DIRECTIONS FOR THIS TASK: Every line of the material is to be set down again without any change.

EXTRACTED INFORMATION:

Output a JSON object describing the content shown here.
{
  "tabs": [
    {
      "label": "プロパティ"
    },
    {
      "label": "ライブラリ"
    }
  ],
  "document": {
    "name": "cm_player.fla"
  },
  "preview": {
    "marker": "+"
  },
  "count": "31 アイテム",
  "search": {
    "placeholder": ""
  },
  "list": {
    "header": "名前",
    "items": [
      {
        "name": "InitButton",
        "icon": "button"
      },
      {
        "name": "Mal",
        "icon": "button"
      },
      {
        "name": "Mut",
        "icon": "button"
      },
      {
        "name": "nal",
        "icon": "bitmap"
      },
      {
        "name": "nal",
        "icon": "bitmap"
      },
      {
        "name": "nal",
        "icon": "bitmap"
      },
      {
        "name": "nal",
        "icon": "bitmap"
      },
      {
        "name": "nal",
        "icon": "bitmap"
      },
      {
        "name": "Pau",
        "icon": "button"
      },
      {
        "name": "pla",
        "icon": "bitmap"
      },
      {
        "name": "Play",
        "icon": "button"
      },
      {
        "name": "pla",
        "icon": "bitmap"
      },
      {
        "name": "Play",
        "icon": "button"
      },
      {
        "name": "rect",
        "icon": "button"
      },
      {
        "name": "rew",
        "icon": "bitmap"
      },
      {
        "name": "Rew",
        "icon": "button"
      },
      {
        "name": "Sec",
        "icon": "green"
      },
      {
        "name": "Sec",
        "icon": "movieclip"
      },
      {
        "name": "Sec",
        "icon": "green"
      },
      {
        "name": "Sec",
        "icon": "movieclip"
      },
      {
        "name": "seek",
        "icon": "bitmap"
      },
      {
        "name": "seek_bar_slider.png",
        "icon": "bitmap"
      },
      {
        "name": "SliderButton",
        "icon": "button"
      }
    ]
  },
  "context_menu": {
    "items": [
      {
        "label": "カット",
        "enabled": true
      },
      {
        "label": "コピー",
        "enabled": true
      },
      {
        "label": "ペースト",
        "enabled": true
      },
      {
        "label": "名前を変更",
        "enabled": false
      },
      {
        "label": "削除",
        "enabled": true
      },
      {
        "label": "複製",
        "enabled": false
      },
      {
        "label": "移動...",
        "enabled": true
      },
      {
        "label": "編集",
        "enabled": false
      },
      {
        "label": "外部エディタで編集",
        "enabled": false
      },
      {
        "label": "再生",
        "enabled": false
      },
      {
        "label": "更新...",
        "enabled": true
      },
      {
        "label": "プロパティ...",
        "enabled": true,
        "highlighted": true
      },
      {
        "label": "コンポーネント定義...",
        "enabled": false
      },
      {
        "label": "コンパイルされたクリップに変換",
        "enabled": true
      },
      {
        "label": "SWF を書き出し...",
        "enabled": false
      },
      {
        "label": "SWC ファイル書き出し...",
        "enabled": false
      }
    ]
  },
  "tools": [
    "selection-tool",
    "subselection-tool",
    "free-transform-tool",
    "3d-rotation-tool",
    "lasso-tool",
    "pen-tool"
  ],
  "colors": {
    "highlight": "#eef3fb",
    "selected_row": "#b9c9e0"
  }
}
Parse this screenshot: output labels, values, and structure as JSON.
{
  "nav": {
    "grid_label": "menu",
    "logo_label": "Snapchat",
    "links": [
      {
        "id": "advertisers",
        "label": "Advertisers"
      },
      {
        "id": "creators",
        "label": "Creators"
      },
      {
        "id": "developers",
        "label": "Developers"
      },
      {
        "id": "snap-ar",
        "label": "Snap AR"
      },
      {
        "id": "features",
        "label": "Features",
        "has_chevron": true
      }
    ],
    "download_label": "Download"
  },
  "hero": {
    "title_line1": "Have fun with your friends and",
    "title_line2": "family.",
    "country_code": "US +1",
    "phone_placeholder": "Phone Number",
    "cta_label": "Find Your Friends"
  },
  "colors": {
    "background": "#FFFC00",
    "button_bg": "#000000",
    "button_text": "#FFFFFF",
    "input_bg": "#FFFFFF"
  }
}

EXPECTED ANSWER:
Output a JSON object describing the content shown here.
{
  "tabs": [
    {
      "label": "プロパティ"
    },
    {
      "label": "ライブラリ"
    }
  ],
  "document": {
    "name": "cm_player.fla"
  },
  "preview": {
    "marker": "+"
  },
  "count": "31 アイテム",
  "search": {
    "placeholder": ""
  },
  "list": {
    "header": "名前",
    "items": [
      {
        "name": "InitButton",
        "icon": "button"
      },
      {
        "name": "Mal",
        "icon": "button"
      },
      {
        "name": "Mut",
        "icon": "button"
      },
      {
        "name": "nal",
        "icon": "bitmap"
      },
      {
        "name": "nal",
        "icon": "bitmap"
      },
      {
        "name": "nal",
        "icon": "bitmap"
      },
      {
        "name": "nal",
        "icon": "bitmap"
      },
      {
        "name": "nal",
        "icon": "bitmap"
      },
      {
        "name": "Pau",
        "icon": "button"
      },
      {
        "name": "pla",
        "icon": "bitmap"
      },
      {
        "name": "Play",
        "icon": "button"
      },
      {
        "name": "pla",
        "icon": "bitmap"
      },
      {
        "name": "Play",
        "icon": "button"
      },
      {
        "name": "rect",
        "icon": "button"
      },
      {
        "name": "rew",
        "icon": "bitmap"
      },
      {
        "name": "Rew",
        "icon": "button"
      },
      {
        "name": "Sec",
        "icon": "green"
      },
      {
        "name": "Sec",
        "icon": "movieclip"
      },
      {
        "name": "Sec",
        "icon": "green"
      },
      {
        "name": "Sec",
        "icon": "movieclip"
      },
      {
        "name": "seek",
        "icon": "bitmap"
      },
      {
        "name": "seek_bar_slider.png",
        "icon": "bitmap"
      },
      {
        "name": "SliderButton",
        "icon": "button"
      }
    ]
  },
  "context_menu": {
    "items": [
      {
        "label": "カット",
        "enabled": true
      },
      {
        "label": "コピー",
        "enabled": true
      },
      {
        "label": "ペースト",
        "enabled": true
      },
      {
        "label": "名前を変更",
        "enabled": false
      },
      {
        "label": "削除",
        "enabled": true
      },
      {
        "label": "複製",
        "enabled": false
      },
      {
        "label": "移動...",
        "enabled": true
      },
      {
        "label": "編集",
        "enabled": false
      },
      {
        "label": "外部エディタで編集",
        "enabled": false
      },
      {
        "label": "再生",
        "enabled": false
      },
      {
        "label": "更新...",
        "enabled": true
      },
      {
        "label": "プロパティ...",
        "enabled": true,
        "highlighted": true
      },
      {
        "label": "コンポーネント定義...",
        "enabled": false
      },
      {
        "label": "コンパイルされたクリップに変換",
        "enabled": true
      },
      {
        "label": "SWF を書き出し...",
        "enabled": false
      },
      {
        "label": "SWC ファイル書き出し...",
        "enabled": false
      }
    ]
  },
  "tools": [
    "selection-tool",
    "subselection-tool",
    "free-transform-tool",
    "3d-rotation-tool",
    "lasso-tool",
    "pen-tool"
  ],
  "colors": {
    "highlight": "#eef3fb",
    "selected_row": "#b9c9e0"
  }
}
Parse this screenshot: output labels, values, and structure as JSON.
{
  "nav": {
    "grid_label": "menu",
    "logo_label": "Snapchat",
    "links": [
      {
        "id": "advertisers",
        "label": "Advertisers"
      },
      {
        "id": "creators",
        "label": "Creators"
      },
      {
        "id": "developers",
        "label": "Developers"
      },
      {
        "id": "snap-ar",
        "label": "Snap AR"
      },
      {
        "id": "features",
        "label": "Features",
        "has_chevron": true
      }
    ],
    "download_label": "Download"
  },
  "hero": {
    "title_line1": "Have fun with your friends and",
    "title_line2": "family.",
    "country_code": "US +1",
    "phone_placeholder": "Phone Number",
    "cta_label": "Find Your Friends"
  },
  "colors": {
    "background": "#FFFC00",
    "button_bg": "#000000",
    "button_text": "#FFFFFF",
    "input_bg": "#FFFFFF"
  }
}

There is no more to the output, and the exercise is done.